Moretto sees the workforce is changing and the way the mining industry works is not attracting the next generation. The need is greatest at the foundation of mining operations to build a future. It is not just education, but it is also about retention. It is word of mouth that keeps people at companies.
To capture more people, Moretto believes the focus needs to be on retention and creating a proud culture of mining. Technological innovation needs to be embraced to create changing roles focused on innovation and technology because the older generation is retiring soon, and a new culture of work is coming.
A previous generation’s points of pride are often not passed onto the next, so how does the mining industry create a work culture that a tech-savvy female millennial generation would be proud of?
A changing culture in mining and a sense of belonging
According to Andrea Carter, a talent consultant to the mining industry, North America stands at the face of a huge talent risk because business education is not adopting equity, diversity, and inclusion principles. In addition, she adds one more key metric to consider: belonging.
Moreover, the employee-organization relationship has primarily been modelled through a “fit-in or risk being excluded model” rather than valuing the importance of diverse perspectives and experiences that contribute to organizational growth. This can often leave employees not feeling welcome in the mining industry.
Carter used data to explore the question of who feels they belong in the mining industry and revealed that one of the most important factors is a sense of belonging are gender, ethnicity, and career level.
Carter’s statistical analysis demonstrated that there is an important relationship between belonging and gender. When further analysis of the relationship was investigated, the relationship revealed that those who identify as male perceive belonging with meaning and a higher willingness to contribute to organizational goals.
Companies need to create new metrics to attract and retain the next generation of women and make women feel like they belong in the industry. Organizations need to create the sense of belonging from the beginning and throughout the employee experience.
The mining industry’s greatest challenge
Mining companies are now facing one of the greatest challenges, the global energy transition, but its productivity is declining and its positive contribution to a sustainable future is questioned.
The industry will need the most talented people possible.

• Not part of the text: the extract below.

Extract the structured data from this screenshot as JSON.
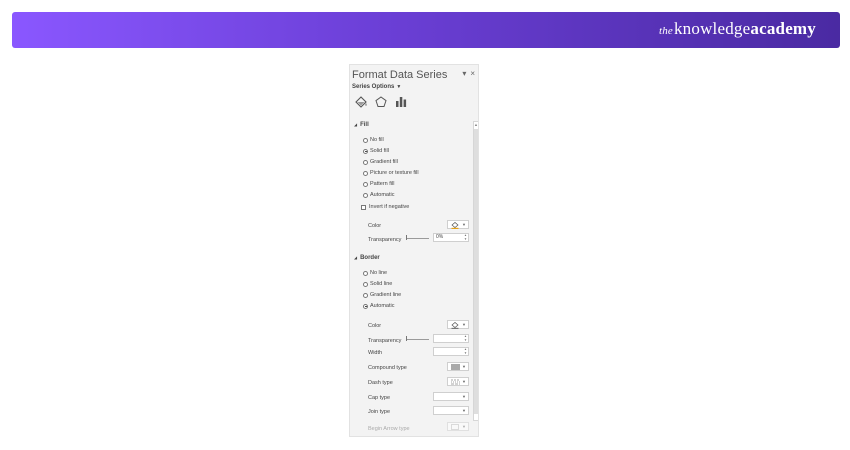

Diversity of talent is not just a moral imperative and an opportunity, but it can provide a serious competitive advantage for companies in a limited labour pool.
Mining companies can unlock the latent talent of an emerging generation of female leaders, and nurturing their development across their career life cycles will seize the advantage in terms of productivity, innovation, and ESG leadership. Hopefully, the mining industry will not miss this opportunity of a generation.
Nicholas LePan is an independent mining writer who covers the mining industry.
In addition to advocating for more women in the industry, I would also highlight the the need for all people to join the industry which is currently being stymied by ill informed groups such as the “People and Planet” NGO that are actively campaigning for universities in the UK to stop any University career services in the Oil and Mining sectors. This NGO has been successful in 4 university already. (https://peopleandplanet.org/fossil-free-careers). This campaign is spreading through universities with the aim of trying to inhibit entry into the oil & gas and mining industries while actively trying to push out the voices of geoscientists. What can we do? Cheers, Jo